Protein – 1 cup rice provides about 4 – 4.5mg (that’s just a bit less than an egg and the same amount as pasta and bread). Protein is important for growth and repair in our body. It also helps a lot of us feel satisfied when we eat…and not hanging for a hit of sugar!
Carbohydrate - 1 cup rice gives you around 50g of carbohydrate (around 3 slices of bread’s worth of carbs). Why is this great you ask? Well carbs provide energy. So for people living on a small budget, rice provides a substantial amount of energy in a relatively small portion – makes sense why it’s a staple in developing nations. You get more BANG FOR YOUR BUCK so to speak.
There is a slight downside of this carb content for people with Diabetes or ladies with Polycystic Ovarian Syndrome (PCOS). They may need to be a bit more mindful of the portion size of rice they have or their blood sugars will go up.
Also an important note – if you like basmati rice. It has a lower GI (glycemic index) meaning it’s a better choice for people with Diabetes or ladies with PCOS.
Fibre – A cup of rice provides anywhere from 1.5 – 2.2 g of fibre. Now that is not as high as perhaps a lot of breakfast cereals. However it’s still a good source. Great news for maintaining a healthy gut and keeping us full.
Phytochemicals - these are chemicals in foods that are not necessarily essential for life but do have health benefits. The phytochemical content seems to be higher in wild rices and those rices of different colours (like purple and black). The chemicals seem to have antioxidant powers (cancer fighting)
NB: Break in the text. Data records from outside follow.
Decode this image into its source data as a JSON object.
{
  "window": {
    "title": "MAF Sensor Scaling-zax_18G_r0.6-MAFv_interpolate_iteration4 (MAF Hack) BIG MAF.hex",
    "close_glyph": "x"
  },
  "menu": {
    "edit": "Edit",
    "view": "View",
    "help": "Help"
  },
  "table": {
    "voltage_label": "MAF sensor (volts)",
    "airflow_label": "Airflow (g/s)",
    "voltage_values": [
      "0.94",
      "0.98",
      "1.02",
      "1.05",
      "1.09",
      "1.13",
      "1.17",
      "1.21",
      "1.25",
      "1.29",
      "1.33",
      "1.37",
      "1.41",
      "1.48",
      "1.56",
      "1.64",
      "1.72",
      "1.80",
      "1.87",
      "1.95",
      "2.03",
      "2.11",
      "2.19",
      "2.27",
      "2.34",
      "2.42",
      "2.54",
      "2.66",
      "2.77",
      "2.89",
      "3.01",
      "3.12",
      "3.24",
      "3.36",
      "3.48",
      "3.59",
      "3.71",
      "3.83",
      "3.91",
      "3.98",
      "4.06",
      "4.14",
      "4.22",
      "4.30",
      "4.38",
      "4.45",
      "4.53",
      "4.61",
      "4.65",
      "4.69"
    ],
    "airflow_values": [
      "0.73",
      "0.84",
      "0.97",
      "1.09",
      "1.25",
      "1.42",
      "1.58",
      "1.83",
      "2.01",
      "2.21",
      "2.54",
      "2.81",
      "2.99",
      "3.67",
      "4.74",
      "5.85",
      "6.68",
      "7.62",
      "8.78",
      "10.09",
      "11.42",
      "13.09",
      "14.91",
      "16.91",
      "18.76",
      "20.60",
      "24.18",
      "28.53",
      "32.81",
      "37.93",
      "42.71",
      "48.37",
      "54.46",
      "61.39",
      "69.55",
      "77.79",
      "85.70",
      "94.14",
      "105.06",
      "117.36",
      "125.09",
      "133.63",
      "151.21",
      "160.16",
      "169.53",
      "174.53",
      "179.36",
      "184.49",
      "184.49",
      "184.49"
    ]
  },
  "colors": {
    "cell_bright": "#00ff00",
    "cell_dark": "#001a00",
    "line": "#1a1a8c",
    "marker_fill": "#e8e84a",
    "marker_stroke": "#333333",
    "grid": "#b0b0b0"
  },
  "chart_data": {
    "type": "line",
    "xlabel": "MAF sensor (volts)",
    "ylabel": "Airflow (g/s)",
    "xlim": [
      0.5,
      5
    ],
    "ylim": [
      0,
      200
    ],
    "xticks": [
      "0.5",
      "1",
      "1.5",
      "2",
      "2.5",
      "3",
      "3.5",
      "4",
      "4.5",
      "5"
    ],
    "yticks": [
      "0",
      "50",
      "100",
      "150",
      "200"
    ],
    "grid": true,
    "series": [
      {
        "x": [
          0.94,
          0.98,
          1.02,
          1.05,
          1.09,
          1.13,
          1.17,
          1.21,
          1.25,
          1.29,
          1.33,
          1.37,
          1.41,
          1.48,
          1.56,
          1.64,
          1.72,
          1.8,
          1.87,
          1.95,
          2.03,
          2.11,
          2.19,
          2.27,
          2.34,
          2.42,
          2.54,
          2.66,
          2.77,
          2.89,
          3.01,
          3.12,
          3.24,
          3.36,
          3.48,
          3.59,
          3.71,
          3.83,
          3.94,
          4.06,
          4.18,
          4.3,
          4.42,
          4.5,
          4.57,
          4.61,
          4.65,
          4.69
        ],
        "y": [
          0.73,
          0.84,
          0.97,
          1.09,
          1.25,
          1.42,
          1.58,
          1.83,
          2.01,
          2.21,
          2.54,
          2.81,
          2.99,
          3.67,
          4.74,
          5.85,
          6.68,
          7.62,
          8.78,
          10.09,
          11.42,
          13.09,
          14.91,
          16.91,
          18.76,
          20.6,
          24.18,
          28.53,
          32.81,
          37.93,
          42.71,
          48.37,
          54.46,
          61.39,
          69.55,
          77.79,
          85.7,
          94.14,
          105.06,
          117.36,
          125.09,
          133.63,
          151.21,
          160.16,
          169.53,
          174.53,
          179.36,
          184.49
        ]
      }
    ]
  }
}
A note on brown rice
If you choose brown rice you will get higher levels of fibre and quite a few vitamins and minerals. For example, B1, B3, B6, B7, phosphorus, potassium, iron and zinc are usually higher in brown rice compared to white rice.
When we compare the nutrients in brown rice to our daily requirements it stacks up well: in 1 cup of brown rice you will get about 17-18% of your daily requirements for vitamin B1, B3, B7 & zinc and 20% for B6 and phosphorus. A pretty handy top up I say!
So the verdict on rice…
Rice isn’t a “SUPERFOOD”. However, it’s a VALUABLE food. Like ALL FOOD it can play a really useful role in our diet to maximise our nutritional intake. This is particularly true for people on a budget. If we choose brown rice we get added benefits. (note that DOESN’T MEAN white rice is BAD EITHER).